Source information below:

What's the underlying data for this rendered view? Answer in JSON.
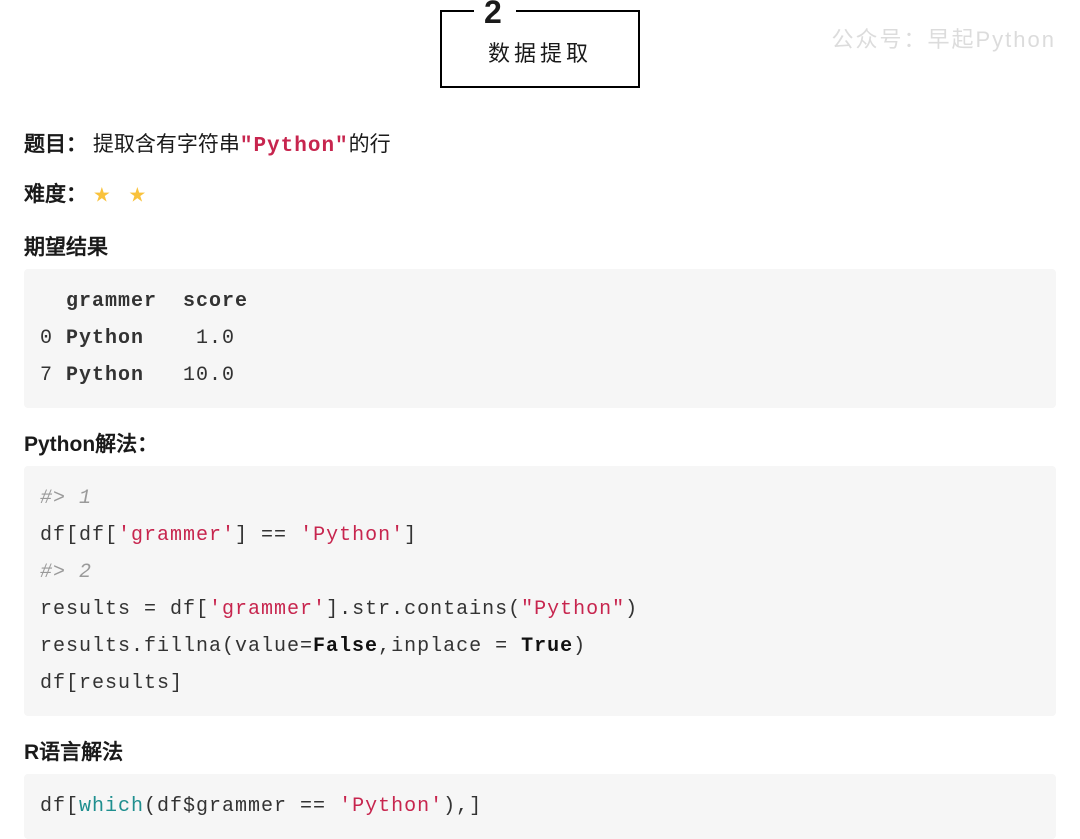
{
  "watermark": "公众号：早起Python",
  "section": {
    "number": "2",
    "title": "数据提取"
  },
  "question": {
    "label": "题目：",
    "text_before": "提取含有字符串",
    "code": "\"Python\"",
    "text_after": "的行"
  },
  "difficulty": {
    "label": "难度：",
    "stars": "★ ★"
  },
  "expected": {
    "heading": "期望结果",
    "header_line": "  grammer  score",
    "rows": [
      "0 Python    1.0",
      "7 Python   10.0"
    ]
  },
  "python_solution": {
    "heading": "Python解法：",
    "c1": "#> 1",
    "l2_a": "df[df[",
    "l2_s": "'grammer'",
    "l2_b": "] == ",
    "l2_s2": "'Python'",
    "l2_c": "]",
    "c2": "#> 2",
    "l4_a": "results = df[",
    "l4_s": "'grammer'",
    "l4_b": "].str.contains(",
    "l4_s2": "\"Python\"",
    "l4_c": ")",
    "l5_a": "results.fillna(value=",
    "l5_bool1": "False",
    "l5_b": ",inplace = ",
    "l5_bool2": "True",
    "l5_c": ")",
    "l6": "df[results]"
  },
  "r_solution": {
    "heading": "R语言解法",
    "a": "df[",
    "fn": "which",
    "b": "(df$grammer == ",
    "s": "'Python'",
    "c": "),]"
  }
}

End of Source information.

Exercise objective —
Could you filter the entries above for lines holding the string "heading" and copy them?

Output for this task —
    "heading": "期望结果",
    "heading": "Python解法：",
    "heading": "R语言解法",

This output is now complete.